*Problem to work on:* Go through the data below and return each line where the string "speedometer" appears.

(Stored items)
______________________________

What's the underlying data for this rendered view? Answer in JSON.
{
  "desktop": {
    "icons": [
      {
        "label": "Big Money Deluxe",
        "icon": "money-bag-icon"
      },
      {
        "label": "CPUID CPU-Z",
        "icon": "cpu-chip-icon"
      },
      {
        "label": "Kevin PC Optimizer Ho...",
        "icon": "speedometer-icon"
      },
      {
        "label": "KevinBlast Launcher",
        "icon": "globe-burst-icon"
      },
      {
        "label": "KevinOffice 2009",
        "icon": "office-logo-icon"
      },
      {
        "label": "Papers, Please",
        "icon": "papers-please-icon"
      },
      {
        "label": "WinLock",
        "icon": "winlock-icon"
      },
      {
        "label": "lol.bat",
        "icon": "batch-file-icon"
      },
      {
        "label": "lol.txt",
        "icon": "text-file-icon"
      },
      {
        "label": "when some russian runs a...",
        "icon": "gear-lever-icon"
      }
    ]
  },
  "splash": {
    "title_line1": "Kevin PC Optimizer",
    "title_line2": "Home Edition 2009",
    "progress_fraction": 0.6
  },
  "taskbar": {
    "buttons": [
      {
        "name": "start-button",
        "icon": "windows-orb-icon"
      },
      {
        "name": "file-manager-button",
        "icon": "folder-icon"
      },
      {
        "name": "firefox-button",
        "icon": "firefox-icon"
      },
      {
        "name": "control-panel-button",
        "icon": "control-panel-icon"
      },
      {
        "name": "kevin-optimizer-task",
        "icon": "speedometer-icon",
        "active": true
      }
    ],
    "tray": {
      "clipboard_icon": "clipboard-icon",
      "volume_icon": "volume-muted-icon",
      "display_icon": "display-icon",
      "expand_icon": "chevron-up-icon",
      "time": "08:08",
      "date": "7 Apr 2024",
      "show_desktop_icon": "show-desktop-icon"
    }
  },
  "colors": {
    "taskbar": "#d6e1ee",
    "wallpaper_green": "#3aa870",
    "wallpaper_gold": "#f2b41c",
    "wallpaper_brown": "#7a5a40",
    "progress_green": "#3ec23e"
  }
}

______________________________

*Solution for this problem:*
        "icon": "speedometer-icon"
        "icon": "speedometer-icon",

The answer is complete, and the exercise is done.